by Nelson Coffin
Rij Patel was a model of consistency during a stellar four-year career at McDonogh.
That consistency was also sometimes frustrating for Patel, who was a runner-up three times in the MIAA individual championship.
Two of those near-misses were against VSN’s No. 3 Golf Player of the Decade Chris Navarro.
As a freshman, Patel was leading the event after two days until Navarro surpassed him on the third day.
“He outplayed me that day,” Patel said.
A loss to Severn’s Eric Hall in another MIAA final would be just the first competition between the two standouts, who would square off against one another in the Ivy League when Patel was at Harvard and Hall at archival Yale.
Patel was not shutout completely in prestigious tournaments, considering he claimed the coveted Maryland Junior Amateur Championship in 2015 by overcoming a three-stroke deficit on the final hole after draining a clutch 25-foot putt for a birdie and his opponent posted a double bogey.
Patel prevailed on the second playoff hole to secure the victory, missing what is believed to be the Argyle Country Club course record by a single stroke.
However, at McDonogh, Patel and the Eagles were never able to “get to Caves (Valley Golf Club)” for the team championship round.
Nevertheless, he always caught the eye of Calvert Hall coach Drew Forrester for the same kind of quality putting and chipping Patel displayed during that dramatic rally to take the Maryland Junior Amateur Championship.
“He had the best short game in the conference,” Forrester said. “His touch around the green was superb. It was magnificent.”
Patel, VSN’s No. 2 Boys Golf er of the Decade, always put in the work to warrant such praise.
“I don’t hit it crazy far off the tee,” he admitted. “But I keep it straight pretty well. I hit it far enough to be dangerous, but I’m not going to overpower the golf course.”
Maybe that’s why the 5-foot-10, 150-pound Patel worked so assiduously to refine his technical skills on and around the greens through numerous repetitions of high-pressure matches.
He added that once the technical aspects of putting is mastered through constant repetitions to simulate matches, the most important component of the game is to believe in your ability through visualization.
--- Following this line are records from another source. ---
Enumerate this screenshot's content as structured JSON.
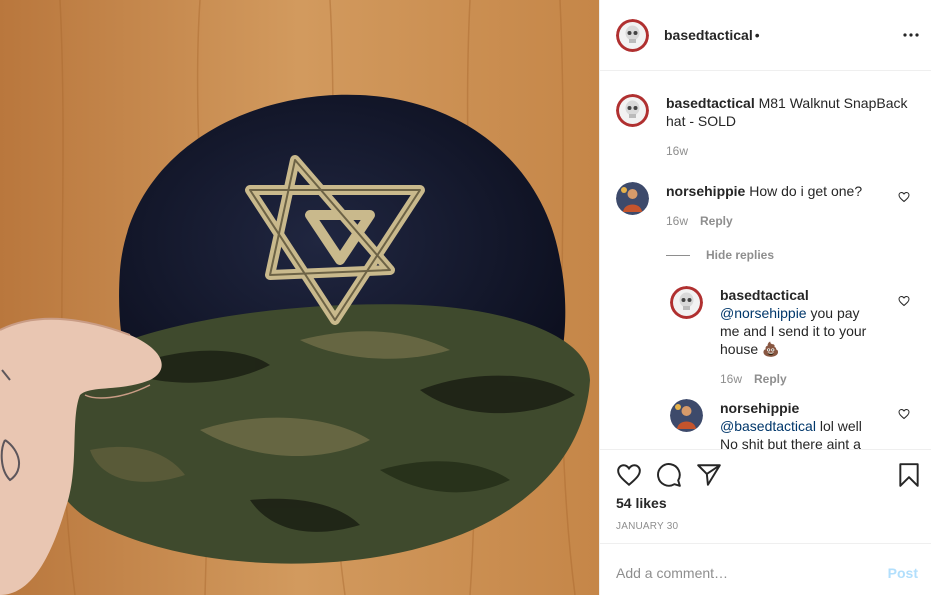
{
  "post": {
    "username": "basedtactical",
    "dot": "•",
    "caption": "M81 Walknut SnapBack hat - SOLD",
    "caption_time": "16w",
    "likes": "54 likes",
    "date": "JANUARY 30"
  },
  "comments": [
    {
      "username": "norsehippie",
      "text": "How do i get one?",
      "time": "16w",
      "reply_label": "Reply",
      "hide_replies": "Hide replies",
      "replies": [
        {
          "username": "basedtactical",
          "mention": "@norsehippie",
          "text": " you pay me and I send it to your house 💩",
          "time": "16w",
          "reply_label": "Reply"
        },
        {
          "username": "norsehippie",
          "mention": "@basedtactical",
          "text": " lol well No shit but there aint a"
        }
      ]
    }
  ],
  "composer": {
    "placeholder": "Add a comment…",
    "post_label": "Post"
  },
  "icons": {
    "more": "more-options-icon",
    "like": "heart-icon",
    "comment": "comment-icon",
    "share": "share-icon",
    "save": "bookmark-icon"
  }
}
“You have to be able to see the ball going from the hole to the putter,” he said. “You have to see the putt in reverse. That’s the thing that connects all the dots.”
Patel was a Second-Team All Ivy selection as a sophomore and finished seventh at Fairfield University’s Ryan Lee Memorial Tournament while guiding Harvard to a first-place team finish in the truncated 2020 season.
A management consultant who splits time between Baltimore and D.C., Patel said that he continues to participate in local, regional and national tournaments.
“He was an absolutely wonderful competitor,” VSN’s Golf Coach of the Decade Rick Collins said.